GIVEN DATA START
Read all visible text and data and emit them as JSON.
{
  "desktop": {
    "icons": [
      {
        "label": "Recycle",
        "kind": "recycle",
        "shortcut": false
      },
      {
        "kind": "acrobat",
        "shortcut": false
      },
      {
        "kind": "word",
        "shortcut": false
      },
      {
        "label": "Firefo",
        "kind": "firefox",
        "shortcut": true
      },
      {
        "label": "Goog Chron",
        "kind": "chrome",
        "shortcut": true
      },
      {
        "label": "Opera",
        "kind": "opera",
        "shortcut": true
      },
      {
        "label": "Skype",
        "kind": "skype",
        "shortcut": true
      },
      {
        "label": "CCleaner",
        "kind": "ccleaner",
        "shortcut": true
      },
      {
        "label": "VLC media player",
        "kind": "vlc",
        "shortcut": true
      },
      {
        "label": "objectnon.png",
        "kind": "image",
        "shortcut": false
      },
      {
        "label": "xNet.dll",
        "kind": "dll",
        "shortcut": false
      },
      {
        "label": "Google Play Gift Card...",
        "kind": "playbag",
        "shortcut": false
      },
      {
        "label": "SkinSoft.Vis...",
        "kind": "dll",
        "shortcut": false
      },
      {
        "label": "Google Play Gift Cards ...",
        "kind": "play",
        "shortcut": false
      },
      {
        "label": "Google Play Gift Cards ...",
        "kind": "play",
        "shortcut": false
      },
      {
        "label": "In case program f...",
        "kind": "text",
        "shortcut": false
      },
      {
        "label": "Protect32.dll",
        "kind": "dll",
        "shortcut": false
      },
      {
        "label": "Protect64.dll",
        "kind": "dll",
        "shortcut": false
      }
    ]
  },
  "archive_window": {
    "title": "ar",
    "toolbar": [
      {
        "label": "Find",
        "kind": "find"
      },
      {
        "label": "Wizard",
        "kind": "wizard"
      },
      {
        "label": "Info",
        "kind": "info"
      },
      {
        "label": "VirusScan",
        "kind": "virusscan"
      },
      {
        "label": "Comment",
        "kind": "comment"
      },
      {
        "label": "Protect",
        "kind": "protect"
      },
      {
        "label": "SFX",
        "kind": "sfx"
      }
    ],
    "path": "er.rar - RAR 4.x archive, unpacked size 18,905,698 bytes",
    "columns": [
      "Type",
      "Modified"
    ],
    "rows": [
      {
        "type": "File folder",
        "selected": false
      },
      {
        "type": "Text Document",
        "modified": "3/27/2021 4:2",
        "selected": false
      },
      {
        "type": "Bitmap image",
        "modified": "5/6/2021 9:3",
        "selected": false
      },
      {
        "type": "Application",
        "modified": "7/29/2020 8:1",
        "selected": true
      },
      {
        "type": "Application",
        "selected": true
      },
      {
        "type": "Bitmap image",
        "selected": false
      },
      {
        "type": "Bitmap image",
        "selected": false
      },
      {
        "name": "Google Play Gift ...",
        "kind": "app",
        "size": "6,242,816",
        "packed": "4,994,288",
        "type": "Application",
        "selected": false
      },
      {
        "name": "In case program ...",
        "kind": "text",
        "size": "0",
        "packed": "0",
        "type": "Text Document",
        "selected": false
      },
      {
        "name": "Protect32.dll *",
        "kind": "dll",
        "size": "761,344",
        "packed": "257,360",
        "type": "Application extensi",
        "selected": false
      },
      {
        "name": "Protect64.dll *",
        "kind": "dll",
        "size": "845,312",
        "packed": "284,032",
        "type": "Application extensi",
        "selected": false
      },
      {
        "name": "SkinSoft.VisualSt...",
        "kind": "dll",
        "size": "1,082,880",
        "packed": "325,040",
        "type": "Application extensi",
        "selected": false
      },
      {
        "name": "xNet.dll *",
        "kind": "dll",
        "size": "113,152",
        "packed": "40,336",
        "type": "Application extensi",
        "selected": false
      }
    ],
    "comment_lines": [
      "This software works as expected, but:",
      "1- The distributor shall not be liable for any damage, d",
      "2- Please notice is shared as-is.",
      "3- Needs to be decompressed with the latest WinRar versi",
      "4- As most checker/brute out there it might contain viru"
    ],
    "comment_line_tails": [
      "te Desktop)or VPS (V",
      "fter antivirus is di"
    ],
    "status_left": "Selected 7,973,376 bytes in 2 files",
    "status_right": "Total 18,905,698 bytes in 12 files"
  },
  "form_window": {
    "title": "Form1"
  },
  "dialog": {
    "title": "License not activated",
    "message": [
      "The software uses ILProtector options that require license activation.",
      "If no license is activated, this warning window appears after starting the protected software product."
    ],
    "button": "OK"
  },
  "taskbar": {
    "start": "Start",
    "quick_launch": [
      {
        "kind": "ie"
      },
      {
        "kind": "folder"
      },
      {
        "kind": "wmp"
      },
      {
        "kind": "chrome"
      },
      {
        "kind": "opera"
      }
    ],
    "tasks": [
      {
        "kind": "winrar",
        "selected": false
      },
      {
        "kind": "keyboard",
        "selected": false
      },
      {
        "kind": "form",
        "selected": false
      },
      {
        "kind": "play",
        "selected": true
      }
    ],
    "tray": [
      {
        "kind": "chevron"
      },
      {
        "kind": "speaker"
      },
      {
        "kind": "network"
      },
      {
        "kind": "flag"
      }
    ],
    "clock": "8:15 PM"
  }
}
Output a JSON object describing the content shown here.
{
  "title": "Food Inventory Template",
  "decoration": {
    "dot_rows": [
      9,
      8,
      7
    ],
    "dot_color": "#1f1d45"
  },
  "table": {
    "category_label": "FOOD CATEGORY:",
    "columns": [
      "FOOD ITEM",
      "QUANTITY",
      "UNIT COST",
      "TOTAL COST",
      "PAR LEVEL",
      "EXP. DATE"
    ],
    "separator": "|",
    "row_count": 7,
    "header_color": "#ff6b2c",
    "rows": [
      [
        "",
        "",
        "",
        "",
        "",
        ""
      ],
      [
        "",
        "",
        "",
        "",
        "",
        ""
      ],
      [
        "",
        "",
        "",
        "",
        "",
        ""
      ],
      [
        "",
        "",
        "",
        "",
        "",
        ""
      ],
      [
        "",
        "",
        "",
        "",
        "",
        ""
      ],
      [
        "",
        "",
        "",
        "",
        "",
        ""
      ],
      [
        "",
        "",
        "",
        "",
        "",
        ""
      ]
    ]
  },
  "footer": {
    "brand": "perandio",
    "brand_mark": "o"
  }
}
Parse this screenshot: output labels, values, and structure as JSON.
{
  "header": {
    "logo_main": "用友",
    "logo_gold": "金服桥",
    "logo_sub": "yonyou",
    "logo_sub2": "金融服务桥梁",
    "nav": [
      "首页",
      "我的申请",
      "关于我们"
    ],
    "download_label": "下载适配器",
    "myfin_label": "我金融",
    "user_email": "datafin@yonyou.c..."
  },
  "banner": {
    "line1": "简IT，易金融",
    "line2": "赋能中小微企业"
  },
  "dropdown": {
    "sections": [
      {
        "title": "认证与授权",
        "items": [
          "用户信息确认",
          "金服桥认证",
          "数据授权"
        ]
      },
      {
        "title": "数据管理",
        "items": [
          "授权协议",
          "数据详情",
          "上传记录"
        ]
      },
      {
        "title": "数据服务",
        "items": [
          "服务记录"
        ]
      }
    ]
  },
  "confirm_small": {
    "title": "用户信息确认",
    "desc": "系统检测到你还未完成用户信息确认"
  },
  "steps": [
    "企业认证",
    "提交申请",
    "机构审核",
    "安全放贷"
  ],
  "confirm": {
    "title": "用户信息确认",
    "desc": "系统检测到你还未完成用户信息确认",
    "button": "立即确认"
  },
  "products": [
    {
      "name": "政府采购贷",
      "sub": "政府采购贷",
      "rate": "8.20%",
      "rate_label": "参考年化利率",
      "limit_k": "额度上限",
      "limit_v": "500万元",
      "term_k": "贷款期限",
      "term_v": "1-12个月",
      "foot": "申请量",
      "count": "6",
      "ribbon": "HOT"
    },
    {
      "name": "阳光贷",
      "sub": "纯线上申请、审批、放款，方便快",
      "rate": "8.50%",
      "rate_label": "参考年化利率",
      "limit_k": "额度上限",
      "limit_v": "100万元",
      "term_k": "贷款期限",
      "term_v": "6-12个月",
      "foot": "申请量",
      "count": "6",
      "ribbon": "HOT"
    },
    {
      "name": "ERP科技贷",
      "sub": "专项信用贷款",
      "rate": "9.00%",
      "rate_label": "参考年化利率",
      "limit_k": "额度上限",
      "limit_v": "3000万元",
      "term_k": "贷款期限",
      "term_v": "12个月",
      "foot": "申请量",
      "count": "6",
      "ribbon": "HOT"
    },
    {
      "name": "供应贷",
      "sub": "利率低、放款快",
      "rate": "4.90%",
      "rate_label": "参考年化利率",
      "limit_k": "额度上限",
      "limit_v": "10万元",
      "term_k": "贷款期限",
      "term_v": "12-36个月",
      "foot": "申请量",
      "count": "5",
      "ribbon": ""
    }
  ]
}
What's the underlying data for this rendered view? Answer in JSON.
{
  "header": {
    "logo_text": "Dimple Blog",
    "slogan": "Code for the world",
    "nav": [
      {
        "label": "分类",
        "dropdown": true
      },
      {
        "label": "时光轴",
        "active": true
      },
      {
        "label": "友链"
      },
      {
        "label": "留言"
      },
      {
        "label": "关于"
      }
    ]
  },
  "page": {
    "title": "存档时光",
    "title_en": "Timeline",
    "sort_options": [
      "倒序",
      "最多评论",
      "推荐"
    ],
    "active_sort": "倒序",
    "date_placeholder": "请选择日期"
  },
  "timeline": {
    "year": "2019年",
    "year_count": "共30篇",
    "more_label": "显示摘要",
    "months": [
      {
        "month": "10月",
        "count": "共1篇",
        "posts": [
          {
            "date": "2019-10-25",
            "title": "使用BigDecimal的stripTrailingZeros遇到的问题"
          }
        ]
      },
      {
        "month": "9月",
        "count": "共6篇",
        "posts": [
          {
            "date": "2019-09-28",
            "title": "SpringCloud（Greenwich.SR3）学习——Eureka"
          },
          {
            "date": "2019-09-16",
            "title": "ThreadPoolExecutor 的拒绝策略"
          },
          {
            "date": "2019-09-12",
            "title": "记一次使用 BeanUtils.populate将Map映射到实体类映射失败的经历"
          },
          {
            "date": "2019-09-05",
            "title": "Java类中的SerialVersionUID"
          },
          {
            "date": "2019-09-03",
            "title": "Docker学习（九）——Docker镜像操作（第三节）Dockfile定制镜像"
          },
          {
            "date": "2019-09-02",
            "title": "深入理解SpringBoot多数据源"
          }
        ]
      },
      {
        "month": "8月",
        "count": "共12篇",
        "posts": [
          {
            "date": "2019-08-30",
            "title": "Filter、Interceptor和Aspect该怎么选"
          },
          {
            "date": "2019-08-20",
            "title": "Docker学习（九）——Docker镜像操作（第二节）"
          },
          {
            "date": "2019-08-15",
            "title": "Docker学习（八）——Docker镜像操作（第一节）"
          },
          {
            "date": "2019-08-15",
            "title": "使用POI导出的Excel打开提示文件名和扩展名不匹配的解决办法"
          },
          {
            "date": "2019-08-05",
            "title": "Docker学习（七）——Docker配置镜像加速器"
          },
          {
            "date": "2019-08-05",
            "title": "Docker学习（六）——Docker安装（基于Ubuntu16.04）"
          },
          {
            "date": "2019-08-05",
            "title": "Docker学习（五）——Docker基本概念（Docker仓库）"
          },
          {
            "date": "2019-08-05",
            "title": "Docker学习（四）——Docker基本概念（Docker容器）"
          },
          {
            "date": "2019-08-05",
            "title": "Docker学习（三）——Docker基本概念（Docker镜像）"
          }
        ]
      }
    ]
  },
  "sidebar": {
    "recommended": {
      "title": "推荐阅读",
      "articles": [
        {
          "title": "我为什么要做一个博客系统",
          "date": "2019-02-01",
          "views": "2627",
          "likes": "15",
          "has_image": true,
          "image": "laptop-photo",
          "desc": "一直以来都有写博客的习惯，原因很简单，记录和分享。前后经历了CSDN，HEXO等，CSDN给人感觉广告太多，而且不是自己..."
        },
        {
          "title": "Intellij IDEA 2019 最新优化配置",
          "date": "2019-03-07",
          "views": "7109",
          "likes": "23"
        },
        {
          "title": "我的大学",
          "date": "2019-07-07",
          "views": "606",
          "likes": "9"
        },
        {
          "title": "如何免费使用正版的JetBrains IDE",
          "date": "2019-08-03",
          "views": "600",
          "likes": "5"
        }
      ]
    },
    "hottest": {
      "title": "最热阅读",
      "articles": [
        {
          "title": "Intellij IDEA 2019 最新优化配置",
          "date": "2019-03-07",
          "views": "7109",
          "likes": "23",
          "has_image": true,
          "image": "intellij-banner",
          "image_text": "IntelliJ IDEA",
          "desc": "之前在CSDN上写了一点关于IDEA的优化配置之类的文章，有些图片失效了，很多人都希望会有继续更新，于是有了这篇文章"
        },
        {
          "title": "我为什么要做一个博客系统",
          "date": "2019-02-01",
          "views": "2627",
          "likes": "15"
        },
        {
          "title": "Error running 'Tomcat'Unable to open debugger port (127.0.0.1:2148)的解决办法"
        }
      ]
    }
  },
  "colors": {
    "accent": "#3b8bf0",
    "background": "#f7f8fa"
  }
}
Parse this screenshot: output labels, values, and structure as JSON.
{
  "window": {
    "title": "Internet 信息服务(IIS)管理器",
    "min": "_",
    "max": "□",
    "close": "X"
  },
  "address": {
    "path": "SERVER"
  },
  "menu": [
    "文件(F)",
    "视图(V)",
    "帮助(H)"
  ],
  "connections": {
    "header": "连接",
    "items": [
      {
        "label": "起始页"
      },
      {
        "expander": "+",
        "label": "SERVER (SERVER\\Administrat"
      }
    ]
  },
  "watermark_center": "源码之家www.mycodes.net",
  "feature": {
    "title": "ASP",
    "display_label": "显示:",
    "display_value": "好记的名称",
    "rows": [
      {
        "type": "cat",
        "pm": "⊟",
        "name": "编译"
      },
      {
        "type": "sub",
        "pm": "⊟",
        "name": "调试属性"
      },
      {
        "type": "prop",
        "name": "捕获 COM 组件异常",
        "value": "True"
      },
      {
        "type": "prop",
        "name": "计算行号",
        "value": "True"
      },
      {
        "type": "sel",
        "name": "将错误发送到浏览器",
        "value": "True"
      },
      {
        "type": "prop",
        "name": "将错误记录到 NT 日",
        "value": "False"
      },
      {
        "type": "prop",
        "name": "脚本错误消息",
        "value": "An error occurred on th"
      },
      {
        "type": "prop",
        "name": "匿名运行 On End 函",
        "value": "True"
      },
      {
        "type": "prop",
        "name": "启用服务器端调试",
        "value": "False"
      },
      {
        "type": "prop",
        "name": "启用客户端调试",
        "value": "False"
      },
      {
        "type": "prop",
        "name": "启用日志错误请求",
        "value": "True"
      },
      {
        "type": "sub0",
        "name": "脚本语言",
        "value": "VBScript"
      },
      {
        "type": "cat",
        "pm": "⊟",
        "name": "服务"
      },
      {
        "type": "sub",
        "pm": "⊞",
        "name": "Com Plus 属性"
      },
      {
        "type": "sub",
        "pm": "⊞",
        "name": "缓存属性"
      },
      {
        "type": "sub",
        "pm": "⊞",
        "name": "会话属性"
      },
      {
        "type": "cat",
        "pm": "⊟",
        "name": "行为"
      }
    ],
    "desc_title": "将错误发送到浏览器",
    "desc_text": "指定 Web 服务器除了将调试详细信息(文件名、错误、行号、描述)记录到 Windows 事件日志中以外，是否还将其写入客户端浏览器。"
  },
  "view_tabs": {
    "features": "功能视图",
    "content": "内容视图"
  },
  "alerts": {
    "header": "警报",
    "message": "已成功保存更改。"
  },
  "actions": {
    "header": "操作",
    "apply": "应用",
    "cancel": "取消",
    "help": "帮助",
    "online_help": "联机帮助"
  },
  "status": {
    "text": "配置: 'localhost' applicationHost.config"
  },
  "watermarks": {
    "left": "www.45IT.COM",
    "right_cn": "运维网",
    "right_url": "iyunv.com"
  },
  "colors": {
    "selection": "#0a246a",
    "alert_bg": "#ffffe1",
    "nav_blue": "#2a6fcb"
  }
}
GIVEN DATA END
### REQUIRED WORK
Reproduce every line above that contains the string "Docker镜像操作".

### REPLY TO THE EXERCISE
            "title": "Docker学习（九）——Docker镜像操作（第三节）Dockfile定制镜像"
            "title": "Docker学习（九）——Docker镜像操作（第二节）"
            "title": "Docker学习（八）——Docker镜像操作（第一节）"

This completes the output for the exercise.